=== Input for this task ===

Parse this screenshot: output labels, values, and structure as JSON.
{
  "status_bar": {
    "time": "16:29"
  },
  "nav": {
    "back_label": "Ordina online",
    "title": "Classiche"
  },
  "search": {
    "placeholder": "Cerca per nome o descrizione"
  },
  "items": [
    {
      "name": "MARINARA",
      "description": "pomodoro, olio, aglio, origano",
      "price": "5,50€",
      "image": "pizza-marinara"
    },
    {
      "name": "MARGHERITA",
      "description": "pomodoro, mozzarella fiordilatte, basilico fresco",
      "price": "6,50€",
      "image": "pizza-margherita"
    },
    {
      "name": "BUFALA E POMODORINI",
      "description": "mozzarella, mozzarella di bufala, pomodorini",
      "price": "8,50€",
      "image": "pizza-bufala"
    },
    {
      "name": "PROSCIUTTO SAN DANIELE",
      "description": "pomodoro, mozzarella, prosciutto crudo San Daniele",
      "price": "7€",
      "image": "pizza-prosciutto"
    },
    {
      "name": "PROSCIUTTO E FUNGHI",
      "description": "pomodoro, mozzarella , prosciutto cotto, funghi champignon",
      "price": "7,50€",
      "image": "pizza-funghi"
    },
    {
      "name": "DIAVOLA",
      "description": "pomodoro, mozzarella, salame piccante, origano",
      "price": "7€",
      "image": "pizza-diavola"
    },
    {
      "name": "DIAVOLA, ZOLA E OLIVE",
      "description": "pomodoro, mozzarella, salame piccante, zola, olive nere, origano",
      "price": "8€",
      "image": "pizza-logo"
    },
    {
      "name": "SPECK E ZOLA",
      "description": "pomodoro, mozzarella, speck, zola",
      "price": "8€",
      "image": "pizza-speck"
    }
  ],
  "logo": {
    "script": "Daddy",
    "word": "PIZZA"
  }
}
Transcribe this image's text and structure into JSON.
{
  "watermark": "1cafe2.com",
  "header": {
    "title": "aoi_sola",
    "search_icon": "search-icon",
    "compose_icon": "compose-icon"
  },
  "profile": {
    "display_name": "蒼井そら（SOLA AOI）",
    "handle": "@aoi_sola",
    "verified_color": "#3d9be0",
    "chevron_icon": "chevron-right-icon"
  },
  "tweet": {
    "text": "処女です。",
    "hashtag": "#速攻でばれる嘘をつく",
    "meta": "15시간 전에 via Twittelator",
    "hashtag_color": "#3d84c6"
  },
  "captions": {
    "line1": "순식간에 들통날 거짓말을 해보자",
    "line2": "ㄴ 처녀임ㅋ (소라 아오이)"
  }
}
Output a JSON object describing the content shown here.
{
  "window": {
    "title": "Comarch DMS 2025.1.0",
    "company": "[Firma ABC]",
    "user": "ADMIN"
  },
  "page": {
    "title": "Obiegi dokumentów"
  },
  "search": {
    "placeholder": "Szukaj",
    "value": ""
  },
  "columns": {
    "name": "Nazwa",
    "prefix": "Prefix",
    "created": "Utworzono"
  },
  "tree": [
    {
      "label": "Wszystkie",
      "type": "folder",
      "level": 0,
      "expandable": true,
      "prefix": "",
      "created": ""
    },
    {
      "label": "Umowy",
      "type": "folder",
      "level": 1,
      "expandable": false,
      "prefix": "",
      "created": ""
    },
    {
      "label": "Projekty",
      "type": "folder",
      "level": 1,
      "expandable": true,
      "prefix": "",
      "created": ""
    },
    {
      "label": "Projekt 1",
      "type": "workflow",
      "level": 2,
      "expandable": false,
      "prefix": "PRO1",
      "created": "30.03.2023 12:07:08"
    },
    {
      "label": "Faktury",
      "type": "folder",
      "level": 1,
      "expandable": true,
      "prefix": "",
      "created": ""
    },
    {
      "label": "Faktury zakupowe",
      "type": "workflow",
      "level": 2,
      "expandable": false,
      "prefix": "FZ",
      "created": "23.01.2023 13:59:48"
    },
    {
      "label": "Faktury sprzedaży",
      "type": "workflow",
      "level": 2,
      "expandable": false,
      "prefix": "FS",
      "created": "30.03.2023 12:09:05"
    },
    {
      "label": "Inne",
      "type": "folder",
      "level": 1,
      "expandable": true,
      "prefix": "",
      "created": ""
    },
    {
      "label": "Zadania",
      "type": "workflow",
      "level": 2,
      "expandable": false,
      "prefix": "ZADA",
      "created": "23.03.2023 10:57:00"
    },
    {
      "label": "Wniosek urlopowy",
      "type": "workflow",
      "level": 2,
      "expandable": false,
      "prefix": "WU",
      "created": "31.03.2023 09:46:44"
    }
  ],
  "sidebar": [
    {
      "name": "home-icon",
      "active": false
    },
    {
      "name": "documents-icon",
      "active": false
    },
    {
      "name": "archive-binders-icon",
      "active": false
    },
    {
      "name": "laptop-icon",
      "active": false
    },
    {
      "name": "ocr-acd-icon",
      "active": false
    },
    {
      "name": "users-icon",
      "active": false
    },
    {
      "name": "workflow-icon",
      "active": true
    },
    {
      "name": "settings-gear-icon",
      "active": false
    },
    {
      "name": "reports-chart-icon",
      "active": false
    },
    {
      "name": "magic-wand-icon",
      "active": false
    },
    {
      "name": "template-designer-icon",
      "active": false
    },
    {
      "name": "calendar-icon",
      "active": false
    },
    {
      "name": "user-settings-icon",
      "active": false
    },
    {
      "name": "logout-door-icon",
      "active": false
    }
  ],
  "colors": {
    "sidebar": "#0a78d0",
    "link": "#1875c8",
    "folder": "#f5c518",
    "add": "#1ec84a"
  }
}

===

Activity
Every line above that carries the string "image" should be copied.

Answer for the task
      "image": "pizza-marinara"
      "image": "pizza-margherita"
      "image": "pizza-bufala"
      "image": "pizza-prosciutto"
      "image": "pizza-funghi"
      "image": "pizza-diavola"
      "image": "pizza-logo"
      "image": "pizza-speck"
Transcribe this image's text and structure into JSON.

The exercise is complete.